Science Priorities for the Human Dimensions of Global Change 7 Conclusion The scientific community has entered a new phase in its efforts to understand the human dimensions of global change. Earlier efforts succeeded in establishing human dimensions research as a coherent intellectual enterprise and a legitimate field of study for those desiring to advance understanding of the complex interactions among physical, biological, and social systems involved in global environmental change. What is more, a number of groups working largely independently have developed generally similar research agendas in this area, listing a variety of important topics concerning the human sources and consequences of global change and the probable responses of social systems to large-scale environmental change. Now it is time to take the next steps in the scientific endeavor, establishing well-defined science priorities for human dimensions research and devising science and implementation plans for the highest-priority areas in the same way that such plans have been developed to guide major research programs in the natural science of global change. This report articulates selections of science priorities and proposes a strategy for developing science and implementation plans in a manner that is not only efficient but that also allows for input from a broad spectrum of members of the relevant communities of scientists and of research sponsors and consumers. The research programs outlined here will contribute substantially to the increasingly important goals of conducting integrated assessments of global change issues and engaging in policy-relevant analyses of mitigation and adaptation strategies. Integrated assessment requires a concerted effort to understand all the

OCR for page 33
Science Priorities for the Human Dimensions of Global Change elements in a cycle, including anthropogenic sources of environmental change, earth system processes, the impacts of environmental change on social systems, and human responses to actual or anticipated impacts. To date, the USGCRP has emphasized the element of earth system processes in this cycle. Although this research remains crucial, the goal of end-to-end assessment calls for equally serious attention to the other elements of the cycle as well as a new emphasis on the feedback loops linking these elements.

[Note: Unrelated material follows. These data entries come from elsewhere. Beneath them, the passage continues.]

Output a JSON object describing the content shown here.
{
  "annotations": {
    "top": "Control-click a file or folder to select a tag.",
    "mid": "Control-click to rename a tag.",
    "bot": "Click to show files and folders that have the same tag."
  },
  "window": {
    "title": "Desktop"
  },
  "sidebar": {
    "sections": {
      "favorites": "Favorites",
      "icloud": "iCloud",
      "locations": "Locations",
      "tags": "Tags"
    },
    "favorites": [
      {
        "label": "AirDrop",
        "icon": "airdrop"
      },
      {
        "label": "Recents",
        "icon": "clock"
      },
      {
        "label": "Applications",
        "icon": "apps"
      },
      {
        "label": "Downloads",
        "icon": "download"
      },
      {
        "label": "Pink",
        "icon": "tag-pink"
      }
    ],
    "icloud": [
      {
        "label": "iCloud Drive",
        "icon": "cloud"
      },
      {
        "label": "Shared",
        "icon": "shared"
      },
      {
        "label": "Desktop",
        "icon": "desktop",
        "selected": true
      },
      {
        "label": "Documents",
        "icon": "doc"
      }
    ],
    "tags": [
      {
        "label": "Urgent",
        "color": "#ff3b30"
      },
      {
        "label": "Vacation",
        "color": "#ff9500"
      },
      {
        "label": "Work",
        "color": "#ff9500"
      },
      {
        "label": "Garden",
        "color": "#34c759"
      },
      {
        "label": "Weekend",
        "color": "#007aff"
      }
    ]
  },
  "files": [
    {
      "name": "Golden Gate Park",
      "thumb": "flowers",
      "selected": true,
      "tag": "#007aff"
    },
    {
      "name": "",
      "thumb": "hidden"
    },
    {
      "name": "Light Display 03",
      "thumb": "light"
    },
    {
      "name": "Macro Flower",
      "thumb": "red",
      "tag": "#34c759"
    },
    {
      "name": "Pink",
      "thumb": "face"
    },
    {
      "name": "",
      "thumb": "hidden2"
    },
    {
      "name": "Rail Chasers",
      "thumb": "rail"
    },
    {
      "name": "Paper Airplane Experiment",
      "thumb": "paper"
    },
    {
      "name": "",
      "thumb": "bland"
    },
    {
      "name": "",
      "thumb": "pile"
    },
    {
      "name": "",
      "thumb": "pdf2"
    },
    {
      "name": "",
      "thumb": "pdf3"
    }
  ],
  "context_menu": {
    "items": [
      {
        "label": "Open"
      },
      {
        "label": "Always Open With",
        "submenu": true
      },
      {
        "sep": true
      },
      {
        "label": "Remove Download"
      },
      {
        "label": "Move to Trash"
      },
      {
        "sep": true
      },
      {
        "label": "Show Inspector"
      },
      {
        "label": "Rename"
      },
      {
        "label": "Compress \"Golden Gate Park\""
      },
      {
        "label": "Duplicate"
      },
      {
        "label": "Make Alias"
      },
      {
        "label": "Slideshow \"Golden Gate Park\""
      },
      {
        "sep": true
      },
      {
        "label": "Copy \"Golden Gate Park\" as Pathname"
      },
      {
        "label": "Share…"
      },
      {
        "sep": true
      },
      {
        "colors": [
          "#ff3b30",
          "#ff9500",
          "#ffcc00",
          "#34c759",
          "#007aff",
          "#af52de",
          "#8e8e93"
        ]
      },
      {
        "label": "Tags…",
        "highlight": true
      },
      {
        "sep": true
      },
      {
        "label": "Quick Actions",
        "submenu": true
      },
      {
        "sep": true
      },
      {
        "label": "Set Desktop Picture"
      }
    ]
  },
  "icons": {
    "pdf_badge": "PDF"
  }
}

We believe that the research programs recommended here will contribute significantly to achieving this goal over the next 5 to 10 years.